In the core of Port Lavaca texas, an exceptional lady made a permanent imprint on the local area. Ida Mae Carmelizing, lovingly known as Tiney, was something other than a name; she was a reference point of consideration, local area administration, and commitment. How about we dig into the existence of this trailblazer lady, investigating her effect on the local area and the enduring inheritance she abandons.
Early Life and Marriage
Tiney’s journey began with love. In February 1964, she and her husband, B.B. Browning, exchanged vows at the Our Lady of the Gulf Catholic Church in a Valentine-themed celebration. This marked the beginning of 55 years of shared joys, challenges, and unwavering support.
A Heart for Others
Tiney’s benevolent spirit and welcoming personality were the cornerstones of her character. Her husband, B.B., reminisces about her relentless dedication to helping others. Whether it was lending a hand or taking charge, Tiney was always ready to make a positive difference.
Motherhood and Sacrifice
Beyond her community involvement, Tiney excelled in her role as a mother. Awarded Mother of the Year by then-Gov. Ann Richards, she prioritized her family’s needs. Her son, Bryan, fondly recalls her culinary prowess, setting a standard that resonated throughout his life.
Tiney’s commitment extended beyond family, making her mark in various community roles. She served on the board of directors for the Golden Crescent Regional Planning Commission, advocating for senior adults in Calhoun County. Her daughter, Tanya, emphasizes Tiney’s belief in kindness and unity, values she lived by every day.
Tiney broke unreasonable impediments, turning into the main lady to serve on the Port Lavaca City Board and later, the primary female chairman of Port Lavaca. Her awards incorporate being named Lady of the Year by the Port Lavaca Office of Trade in 1981, displaying her commitment to the local area.
Legacy of Service
A woman of many hats, Tiney contributed to numerous organizations, including the Calhoun County Senior Citizens board, the Beta Sigma Phi Sorority, and the Sunlight Girls Club. Even as Alzheimer’s disease took its toll, Tiney’s commitment to service remained unwavering.
Individuals who crossed paths with Tiney express their gratitude for her positive influence. From real estate agent Russell Cain to reporter Melony Overton, the consensus is that Tiney’s impact was immeasurable.

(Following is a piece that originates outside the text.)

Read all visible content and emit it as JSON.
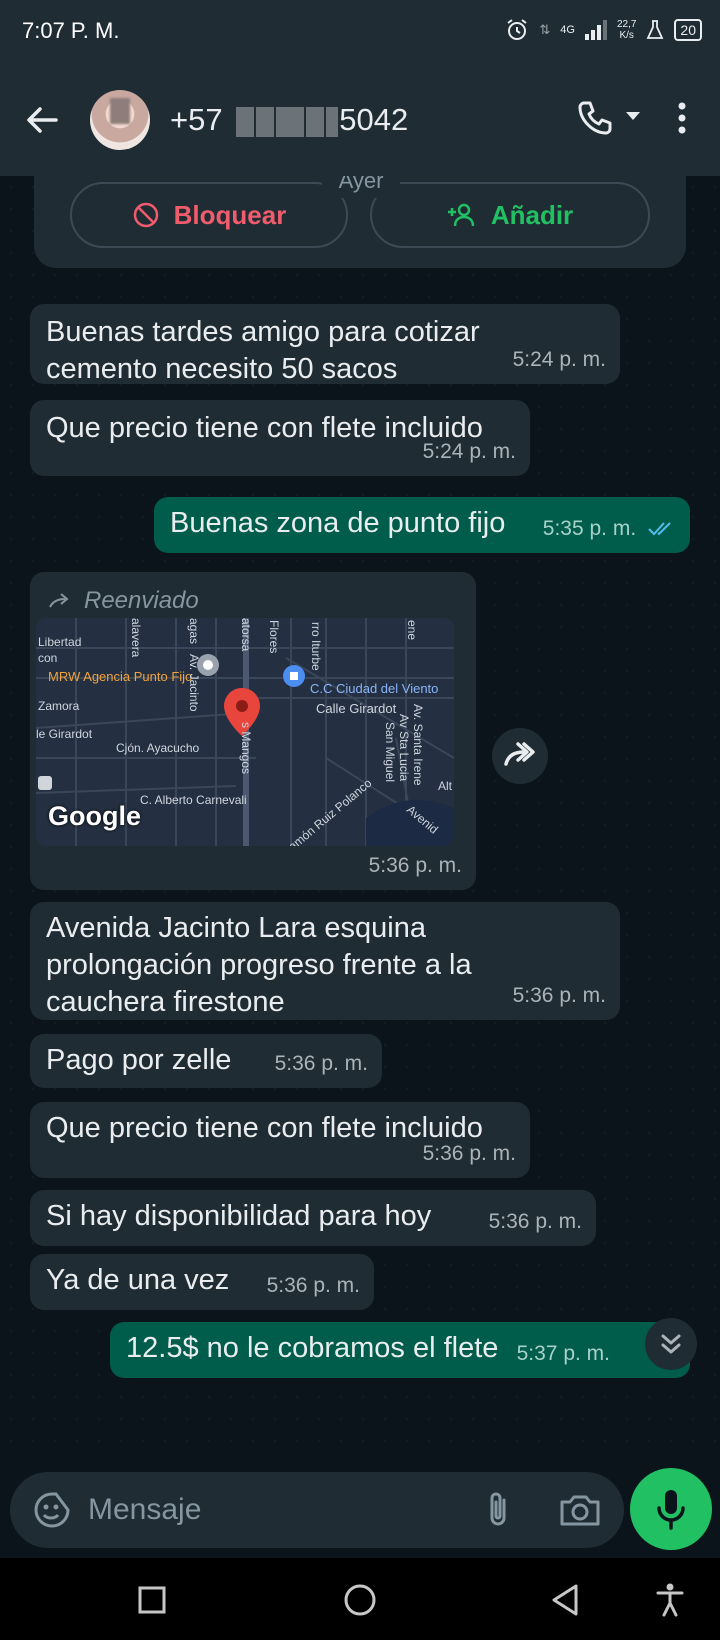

In commemorating the life of Port Lavaca’s Pioneer Woman, Ida Mae “Tiney” Browning, we celebrate a legacy defined by kindness, service, and trailblazing achievements. Her story reminds us of the power of community, the importance of compassion, and the enduring impact one person can have.